— Exercise brief —
As the answer, give a copy of each line below that includes the word "number".

— Data to process —

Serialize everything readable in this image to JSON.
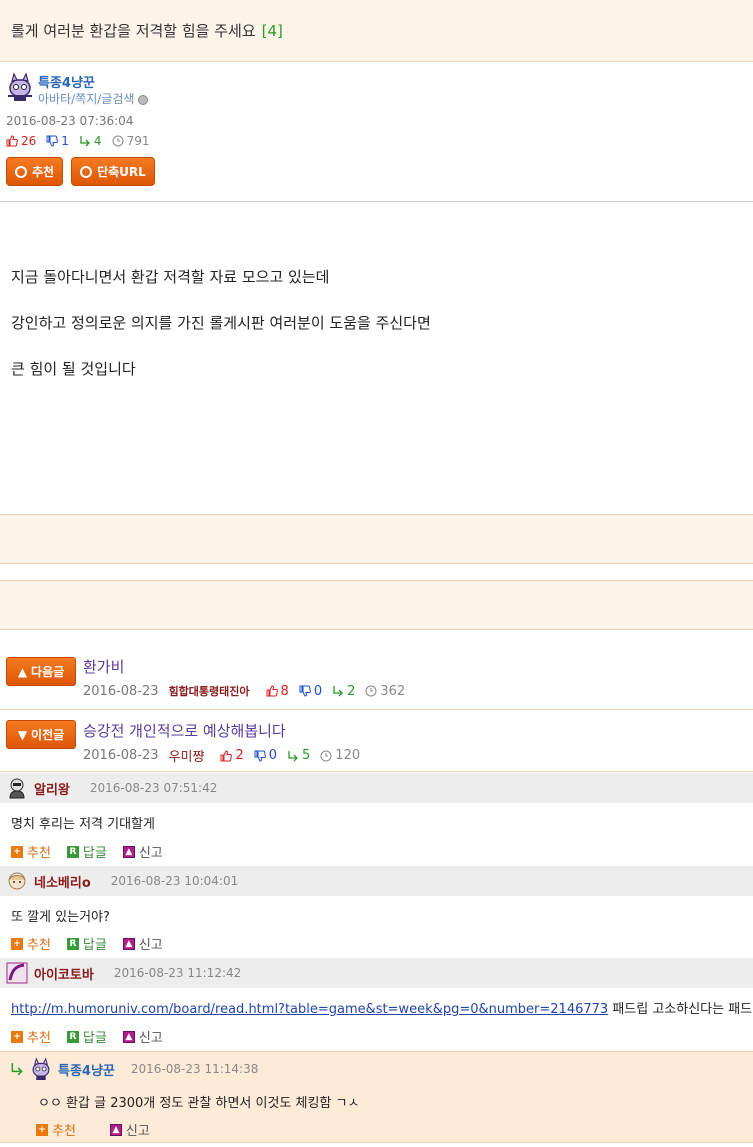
{
  "post": {
    "title": "롤게 여러분 환갑을 저격할 힘을 주세요",
    "comment_count": "[4]",
    "author": "특종4냥꾼",
    "author_links": "아바타/쪽지/글검색",
    "date": "2016-08-23 07:36:04",
    "up": "26",
    "down": "1",
    "reply": "4",
    "views": "791",
    "recommend_label": "추천",
    "short_url_label": "단축URL",
    "content": [
      "지금 돌아다니면서 환갑 저격할 자료 모으고 있는데",
      "강인하고 정의로운 의지를 가진 롤게시판 여러분이 도움을 주신다면",
      "큰 힘이 될 것입니다"
    ]
  },
  "nav": {
    "next": {
      "label": "다음글",
      "title": "환가비",
      "date": "2016-08-23",
      "author": "힘합대통령태진아",
      "up": "8",
      "down": "0",
      "reply": "2",
      "views": "362"
    },
    "prev": {
      "label": "이전글",
      "title": "승강전 개인적으로 예상해봅니다",
      "date": "2016-08-23",
      "author": "우미쨩",
      "up": "2",
      "down": "0",
      "reply": "5",
      "views": "120"
    }
  },
  "actions": {
    "recommend": "추천",
    "reply": "답글",
    "report": "신고"
  },
  "comments": [
    {
      "name": "알리왕",
      "date": "2016-08-23 07:51:42",
      "text": "명치 후리는 저격 기대할게"
    },
    {
      "name": "네소베리o",
      "date": "2016-08-23 10:04:01",
      "text": "또 깔게 있는거야?"
    },
    {
      "name": "아이코토바",
      "date": "2016-08-23 11:12:42",
      "link": "http://m.humoruniv.com/board/read.html?table=game&st=week&pg=0&number=2146773",
      "text": " 패드립 고소하신다는 패드립러"
    }
  ],
  "reply_comment": {
    "name": "특종4냥꾼",
    "date": "2016-08-23 11:14:38",
    "text": "ㅇㅇ 환갑 글 2300개 정도 관찰 하면서 이것도 체킹함 ㄱㅅ"
  },
  "colors": {
    "accent_orange": "#e8650f",
    "header_bg": "#fdf3e8",
    "up_red": "#d82020",
    "down_blue": "#1a4fd0",
    "reply_green": "#2a9a2a"
  }
}
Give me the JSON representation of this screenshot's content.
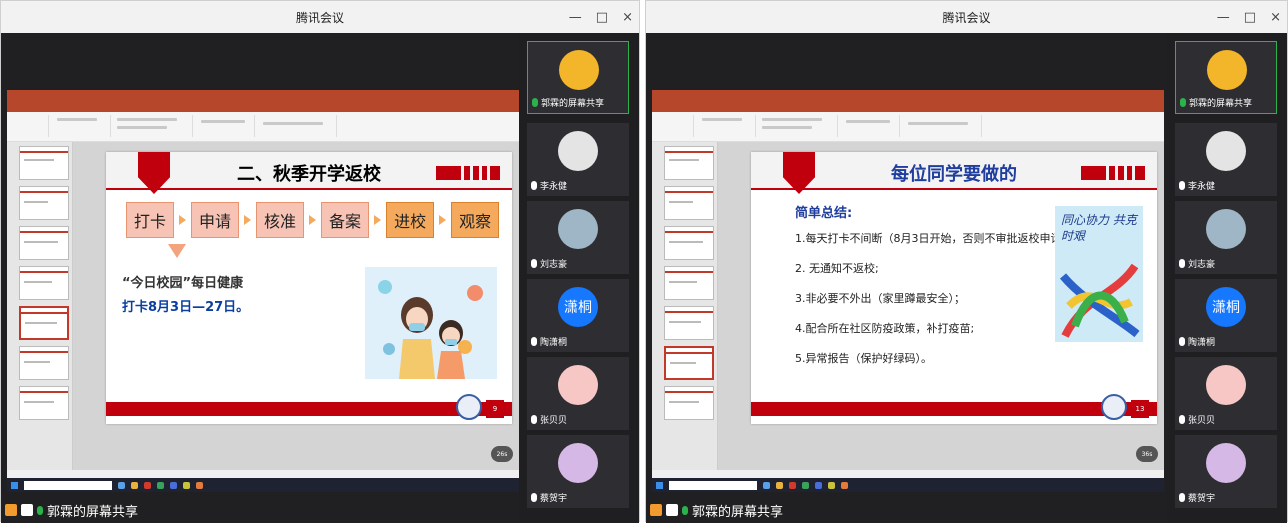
{
  "colors": {
    "accent": "#c0000d",
    "active_border": "#2bb24c",
    "avatar_blue": "#1677ff",
    "ppt_red": "#b7472a"
  },
  "left_window": {
    "title": "腾讯会议",
    "controls": [
      "—",
      "□",
      "×"
    ],
    "share_label": "郭霖的屏幕共享",
    "bubble": "26s",
    "slide": {
      "title": "二、秋季开学返校",
      "flow": [
        "打卡",
        "申请",
        "核准",
        "备案",
        "进校",
        "观察"
      ],
      "text1": "“今日校园”每日健康",
      "text2": "打卡8月3日—27日。",
      "number": "9"
    },
    "participants": [
      {
        "name": "郭霖的屏幕共享",
        "avatar": "avatar-image",
        "active": true
      },
      {
        "name": "李永健",
        "avatar": "avatar-image"
      },
      {
        "name": "刘志豪",
        "avatar": "avatar-image"
      },
      {
        "name": "陶潇桐",
        "avatar_text": "潇桐"
      },
      {
        "name": "张贝贝",
        "avatar": "avatar-image"
      },
      {
        "name": "蔡贺宇",
        "avatar": "avatar-image"
      }
    ]
  },
  "right_window": {
    "title": "腾讯会议",
    "controls": [
      "—",
      "□",
      "×"
    ],
    "share_label": "郭霖的屏幕共享",
    "bubble": "36s",
    "slide": {
      "title": "每位同学要做的",
      "subtitle": "简单总结:",
      "items": [
        "1.每天打卡不间断（8月3日开始，否则不审批返校申请）；",
        "2. 无通知不返校;",
        "3.非必要不外出（家里蹲最安全）；",
        "4.配合所在社区防疫政策，补打疫苗;",
        "5.异常报告（保护好绿码）。"
      ],
      "picture_text": "同心协力 共克时艰",
      "number": "13"
    },
    "participants": [
      {
        "name": "郭霖的屏幕共享",
        "avatar": "avatar-image",
        "active": true
      },
      {
        "name": "李永健",
        "avatar": "avatar-image"
      },
      {
        "name": "刘志豪",
        "avatar": "avatar-image"
      },
      {
        "name": "陶潇桐",
        "avatar_text": "潇桐"
      },
      {
        "name": "张贝贝",
        "avatar": "avatar-image"
      },
      {
        "name": "蔡贺宇",
        "avatar": "avatar-image"
      }
    ]
  }
}
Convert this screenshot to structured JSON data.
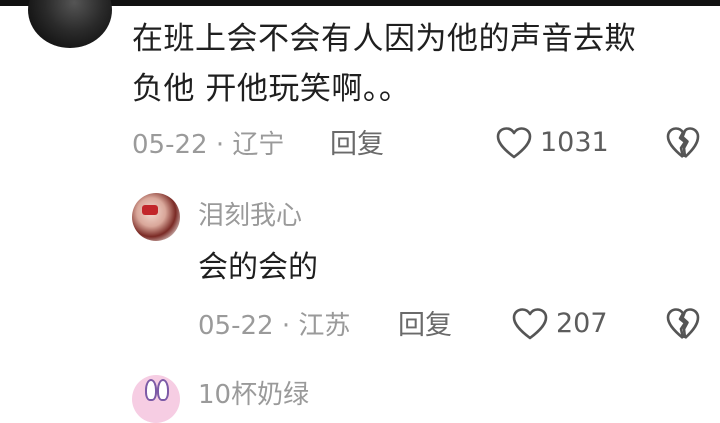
{
  "comment": {
    "text_line1": "在班上会不会有人因为他的声音去欺",
    "text_line2": "负他 开他玩笑啊。。",
    "meta": "05-22 · 辽宁",
    "reply_label": "回复",
    "likes": "1031"
  },
  "reply": {
    "username": "泪刻我心",
    "text": "会的会的",
    "meta": "05-22 · 江苏",
    "reply_label": "回复",
    "likes": "207"
  },
  "next_comment": {
    "username": "10杯奶绿"
  },
  "icons": {
    "like": "heart-outline-icon",
    "dislike": "broken-heart-icon"
  },
  "colors": {
    "text": "#1f1f1f",
    "meta": "#9a9a9a",
    "icon": "#555555"
  }
}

— Solution —
      "link": "http://m.humoruniv.com/board/read.html?table=game&st=week&pg=0&number=2146773",
      "number": "9"
      "number": "13"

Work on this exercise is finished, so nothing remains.